__Supplied records__.
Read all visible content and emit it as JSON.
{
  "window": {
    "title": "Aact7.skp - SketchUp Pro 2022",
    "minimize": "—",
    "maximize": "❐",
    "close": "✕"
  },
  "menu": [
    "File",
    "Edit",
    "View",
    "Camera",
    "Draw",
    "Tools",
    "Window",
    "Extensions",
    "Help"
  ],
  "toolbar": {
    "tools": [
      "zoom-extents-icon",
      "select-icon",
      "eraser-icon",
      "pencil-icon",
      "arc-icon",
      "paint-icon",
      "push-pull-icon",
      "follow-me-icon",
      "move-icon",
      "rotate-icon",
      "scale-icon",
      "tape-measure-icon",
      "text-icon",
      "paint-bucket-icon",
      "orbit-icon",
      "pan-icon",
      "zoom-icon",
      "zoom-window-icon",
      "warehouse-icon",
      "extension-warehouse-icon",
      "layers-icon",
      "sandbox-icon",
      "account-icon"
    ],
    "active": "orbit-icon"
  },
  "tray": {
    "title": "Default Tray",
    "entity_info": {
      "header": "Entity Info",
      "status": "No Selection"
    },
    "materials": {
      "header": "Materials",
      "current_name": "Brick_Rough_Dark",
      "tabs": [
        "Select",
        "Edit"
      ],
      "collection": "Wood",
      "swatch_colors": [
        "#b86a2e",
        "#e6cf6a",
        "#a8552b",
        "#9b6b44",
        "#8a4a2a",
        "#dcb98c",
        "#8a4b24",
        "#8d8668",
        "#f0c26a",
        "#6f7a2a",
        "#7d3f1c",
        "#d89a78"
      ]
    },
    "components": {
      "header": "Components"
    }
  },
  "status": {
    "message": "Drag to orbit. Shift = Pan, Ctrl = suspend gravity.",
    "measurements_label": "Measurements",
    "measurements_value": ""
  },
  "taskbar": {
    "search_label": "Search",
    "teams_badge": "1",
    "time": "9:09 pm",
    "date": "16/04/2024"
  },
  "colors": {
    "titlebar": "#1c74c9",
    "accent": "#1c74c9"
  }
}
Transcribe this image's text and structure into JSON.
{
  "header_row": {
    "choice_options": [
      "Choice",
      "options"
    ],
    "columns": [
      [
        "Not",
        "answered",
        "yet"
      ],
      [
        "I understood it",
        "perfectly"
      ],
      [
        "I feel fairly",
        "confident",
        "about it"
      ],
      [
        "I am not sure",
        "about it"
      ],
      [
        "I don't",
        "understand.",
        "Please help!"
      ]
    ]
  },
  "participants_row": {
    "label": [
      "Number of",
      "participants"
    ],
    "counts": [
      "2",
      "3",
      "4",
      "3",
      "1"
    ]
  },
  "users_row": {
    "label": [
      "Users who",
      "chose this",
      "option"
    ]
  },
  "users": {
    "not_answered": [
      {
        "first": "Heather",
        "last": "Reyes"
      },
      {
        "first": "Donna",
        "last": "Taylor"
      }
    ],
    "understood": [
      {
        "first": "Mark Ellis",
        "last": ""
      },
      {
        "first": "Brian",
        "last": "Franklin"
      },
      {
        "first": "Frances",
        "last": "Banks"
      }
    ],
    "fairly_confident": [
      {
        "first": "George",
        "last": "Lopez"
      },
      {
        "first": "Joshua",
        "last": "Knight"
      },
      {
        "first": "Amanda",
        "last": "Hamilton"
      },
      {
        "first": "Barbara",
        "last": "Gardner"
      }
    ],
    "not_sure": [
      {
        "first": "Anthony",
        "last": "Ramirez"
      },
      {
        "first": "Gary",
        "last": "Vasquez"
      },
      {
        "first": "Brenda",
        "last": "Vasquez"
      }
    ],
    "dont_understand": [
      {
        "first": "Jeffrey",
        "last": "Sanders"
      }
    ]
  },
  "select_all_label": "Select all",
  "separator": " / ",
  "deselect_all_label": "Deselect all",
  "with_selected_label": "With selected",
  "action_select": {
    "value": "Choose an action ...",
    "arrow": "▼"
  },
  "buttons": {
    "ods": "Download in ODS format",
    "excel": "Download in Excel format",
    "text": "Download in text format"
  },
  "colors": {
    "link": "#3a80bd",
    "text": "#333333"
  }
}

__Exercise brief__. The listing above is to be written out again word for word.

__Response for this exercise__.
Read all visible content and emit it as JSON.
{
  "window": {
    "title": "Aact7.skp - SketchUp Pro 2022",
    "minimize": "—",
    "maximize": "❐",
    "close": "✕"
  },
  "menu": [
    "File",
    "Edit",
    "View",
    "Camera",
    "Draw",
    "Tools",
    "Window",
    "Extensions",
    "Help"
  ],
  "toolbar": {
    "tools": [
      "zoom-extents-icon",
      "select-icon",
      "eraser-icon",
      "pencil-icon",
      "arc-icon",
      "paint-icon",
      "push-pull-icon",
      "follow-me-icon",
      "move-icon",
      "rotate-icon",
      "scale-icon",
      "tape-measure-icon",
      "text-icon",
      "paint-bucket-icon",
      "orbit-icon",
      "pan-icon",
      "zoom-icon",
      "zoom-window-icon",
      "warehouse-icon",
      "extension-warehouse-icon",
      "layers-icon",
      "sandbox-icon",
      "account-icon"
    ],
    "active": "orbit-icon"
  },
  "tray": {
    "title": "Default Tray",
    "entity_info": {
      "header": "Entity Info",
      "status": "No Selection"
    },
    "materials": {
      "header": "Materials",
      "current_name": "Brick_Rough_Dark",
      "tabs": [
        "Select",
        "Edit"
      ],
      "collection": "Wood",
      "swatch_colors": [
        "#b86a2e",
        "#e6cf6a",
        "#a8552b",
        "#9b6b44",
        "#8a4a2a",
        "#dcb98c",
        "#8a4b24",
        "#8d8668",
        "#f0c26a",
        "#6f7a2a",
        "#7d3f1c",
        "#d89a78"
      ]
    },
    "components": {
      "header": "Components"
    }
  },
  "status": {
    "message": "Drag to orbit. Shift = Pan, Ctrl = suspend gravity.",
    "measurements_label": "Measurements",
    "measurements_value": ""
  },
  "taskbar": {
    "search_label": "Search",
    "teams_badge": "1",
    "time": "9:09 pm",
    "date": "16/04/2024"
  },
  "colors": {
    "titlebar": "#1c74c9",
    "accent": "#1c74c9"
  }
}
Transcribe this image's text and structure into JSON.
{
  "header_row": {
    "choice_options": [
      "Choice",
      "options"
    ],
    "columns": [
      [
        "Not",
        "answered",
        "yet"
      ],
      [
        "I understood it",
        "perfectly"
      ],
      [
        "I feel fairly",
        "confident",
        "about it"
      ],
      [
        "I am not sure",
        "about it"
      ],
      [
        "I don't",
        "understand.",
        "Please help!"
      ]
    ]
  },
  "participants_row": {
    "label": [
      "Number of",
      "participants"
    ],
    "counts": [
      "2",
      "3",
      "4",
      "3",
      "1"
    ]
  },
  "users_row": {
    "label": [
      "Users who",
      "chose this",
      "option"
    ]
  },
  "users": {
    "not_answered": [
      {
        "first": "Heather",
        "last": "Reyes"
      },
      {
        "first": "Donna",
        "last": "Taylor"
      }
    ],
    "understood": [
      {
        "first": "Mark Ellis",
        "last": ""
      },
      {
        "first": "Brian",
        "last": "Franklin"
      },
      {
        "first": "Frances",
        "last": "Banks"
      }
    ],
    "fairly_confident": [
      {
        "first": "George",
        "last": "Lopez"
      },
      {
        "first": "Joshua",
        "last": "Knight"
      },
      {
        "first": "Amanda",
        "last": "Hamilton"
      },
      {
        "first": "Barbara",
        "last": "Gardner"
      }
    ],
    "not_sure": [
      {
        "first": "Anthony",
        "last": "Ramirez"
      },
      {
        "first": "Gary",
        "last": "Vasquez"
      },
      {
        "first": "Brenda",
        "last": "Vasquez"
      }
    ],
    "dont_understand": [
      {
        "first": "Jeffrey",
        "last": "Sanders"
      }
    ]
  },
  "select_all_label": "Select all",
  "separator": " / ",
  "deselect_all_label": "Deselect all",
  "with_selected_label": "With selected",
  "action_select": {
    "value": "Choose an action ...",
    "arrow": "▼"
  },
  "buttons": {
    "ods": "Download in ODS format",
    "excel": "Download in Excel format",
    "text": "Download in text format"
  },
  "colors": {
    "link": "#3a80bd",
    "text": "#333333"
  }
}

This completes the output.